Fendigrecently sold his tour company in Georgia to fund his campaign, but itwas his business that inspired him to run in the first place. He saidhis platform consists of policies the "American people" want. Ofcourse, most of those Americans are his conservative tour clientele.

Fendigis not ashamed to tell you that he thinks the constitution ought to bechanged. First up, the Fair Tax, which would repeal the 16 th amendment that allows the government to collect an income tax. Next, hewants to solve the immigration problem by scrapping pieces of the 14 th Amendment. Under the Fendig administration, babies born in the UnitedStates would no longer be automatic U.S. citizens. Their parents wouldhave to be citizens, as well. Unclear on whether America would make ita habit of deporting children before they leave the hospital.
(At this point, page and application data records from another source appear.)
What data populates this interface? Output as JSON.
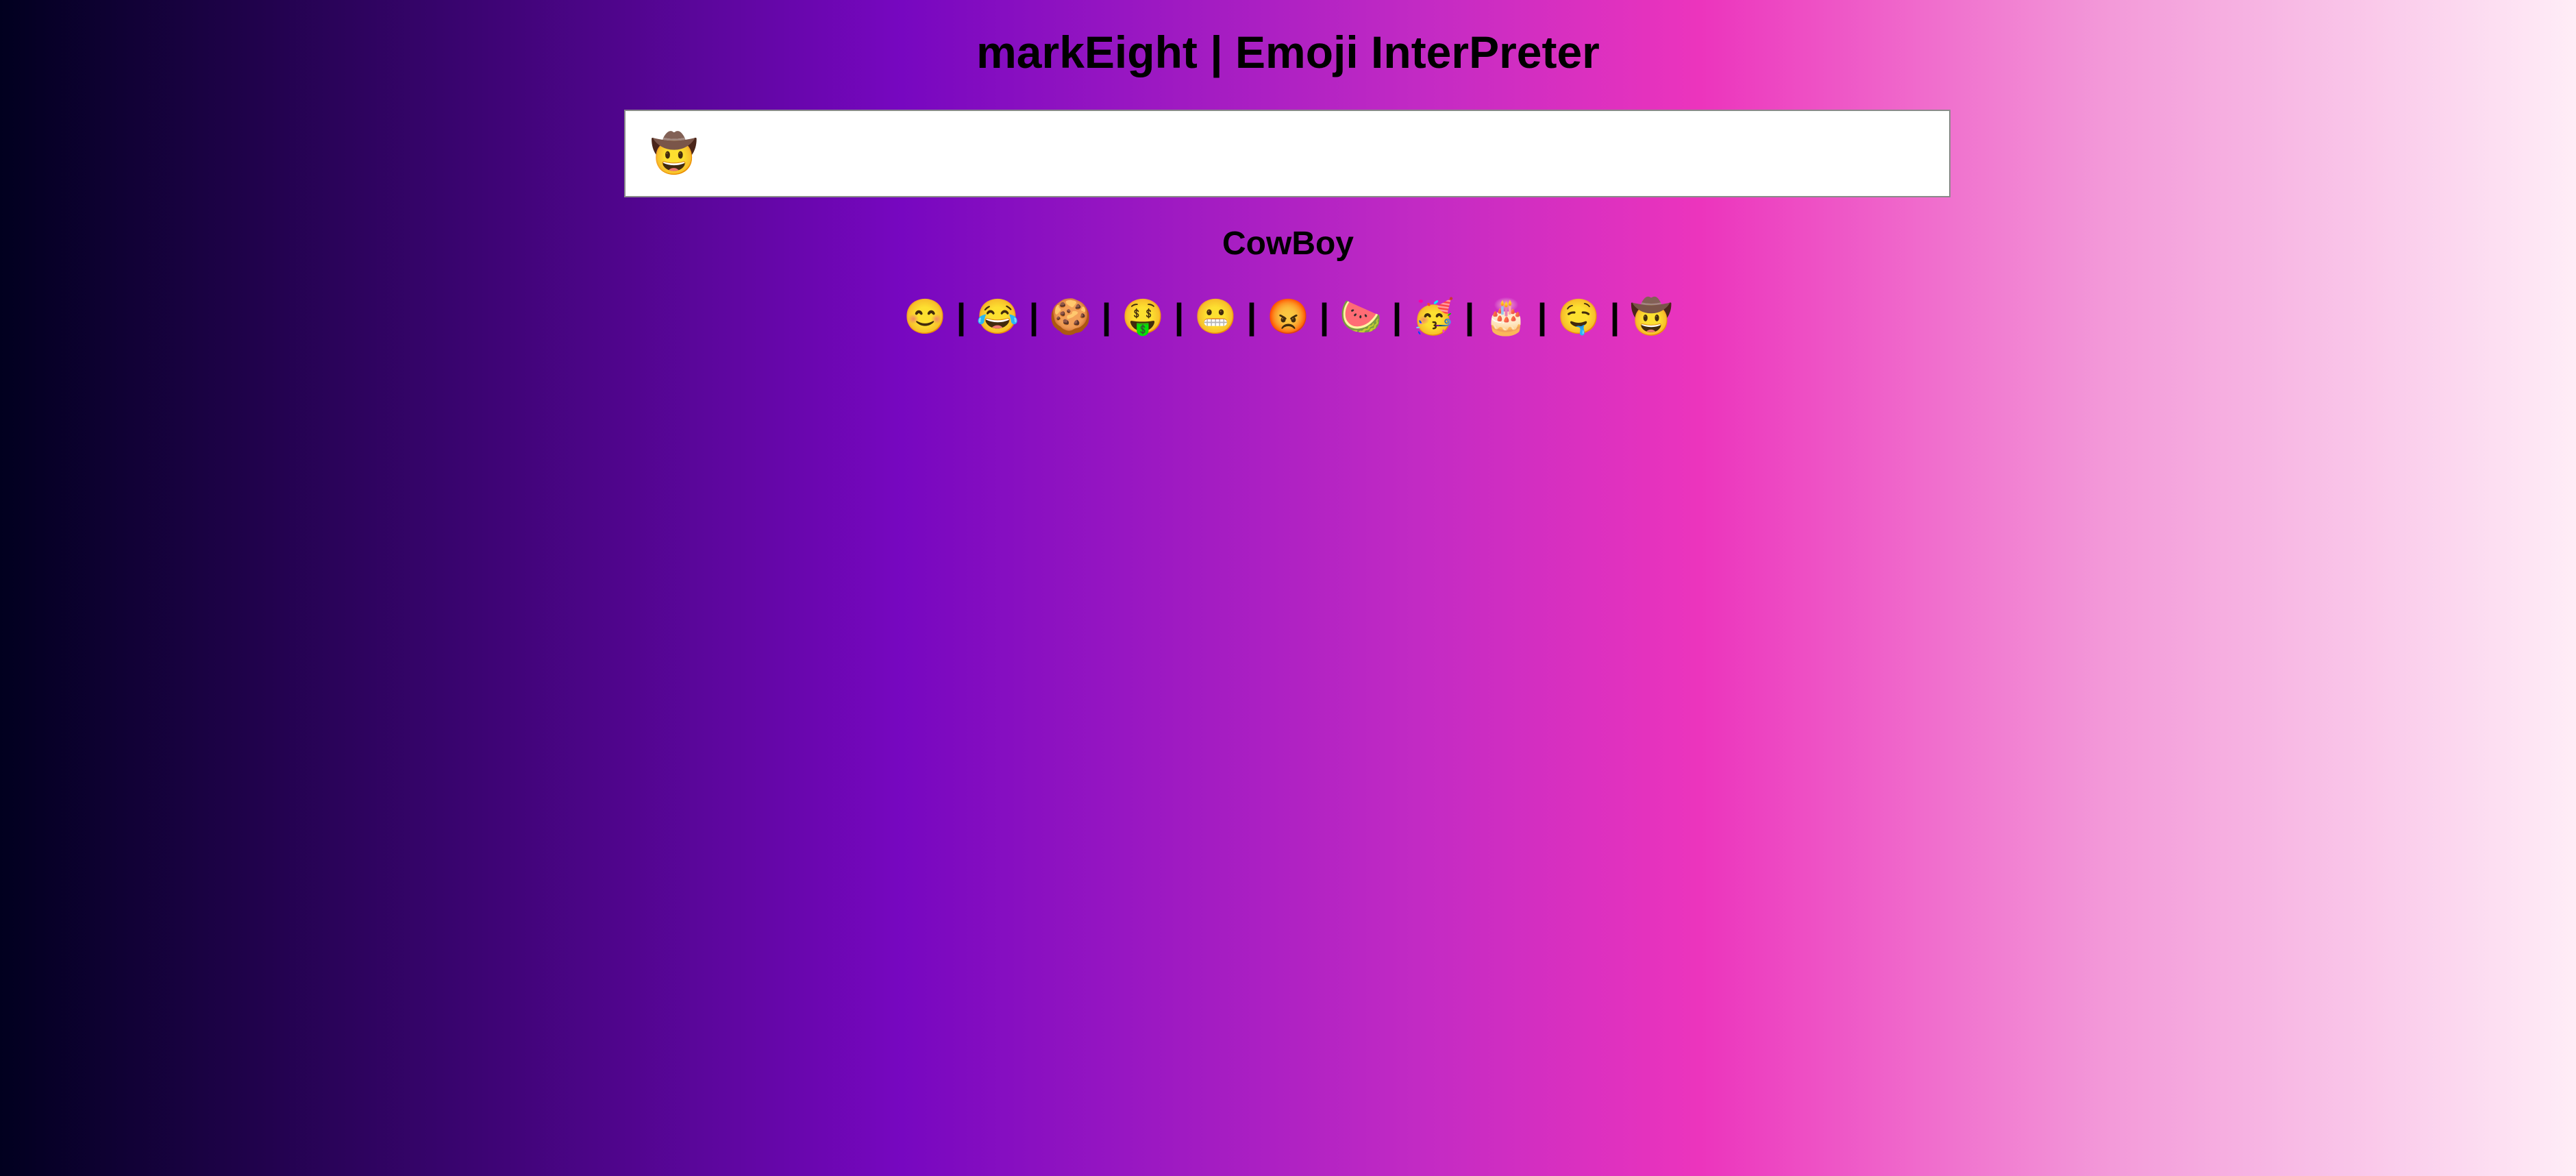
{
  "header": {
    "title": "markEight | Emoji InterPreter"
  },
  "search": {
    "value": "🤠",
    "placeholder": ""
  },
  "output": {
    "meaning": "CowBoy"
  },
  "emoji_list": {
    "separator": "|",
    "items": [
      {
        "emoji": "😊",
        "icon": "smiling-face-icon"
      },
      {
        "emoji": "😂",
        "icon": "tears-of-joy-icon"
      },
      {
        "emoji": "🍪",
        "icon": "cookie-icon"
      },
      {
        "emoji": "🤑",
        "icon": "money-mouth-icon"
      },
      {
        "emoji": "😬",
        "icon": "grimacing-face-icon"
      },
      {
        "emoji": "😡",
        "icon": "angry-face-icon"
      },
      {
        "emoji": "🍉",
        "icon": "watermelon-icon"
      },
      {
        "emoji": "🥳",
        "icon": "party-face-icon"
      },
      {
        "emoji": "🎂",
        "icon": "birthday-cake-icon"
      },
      {
        "emoji": "🤤",
        "icon": "drooling-face-icon"
      },
      {
        "emoji": "🤠",
        "icon": "cowboy-face-icon"
      }
    ]
  },
  "colors": {
    "gradient": [
      "#01001f",
      "#7707c0",
      "#ec34bd",
      "#ffedf7"
    ],
    "text": "#000000"
  }
}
Oh, anddon't forget to tack on a gay marriage amendment while you're at it.(Fendig said homosexuality is a lifestyle choice America cannot endorsebut should protect.)

Constitutional changes aside, Fendig is making one novel recommendation : He wants to impose term limits on congressmen so that the legislative branch has a "rotation of fresh ideas and energy."

Fendig,though, has more pressing concerns—like getting people to take himseriously. When Fendig delivered his official announcement speech at acounty meeting, the video shows that the woman sitting behind him couldn't help but let loose a laugh.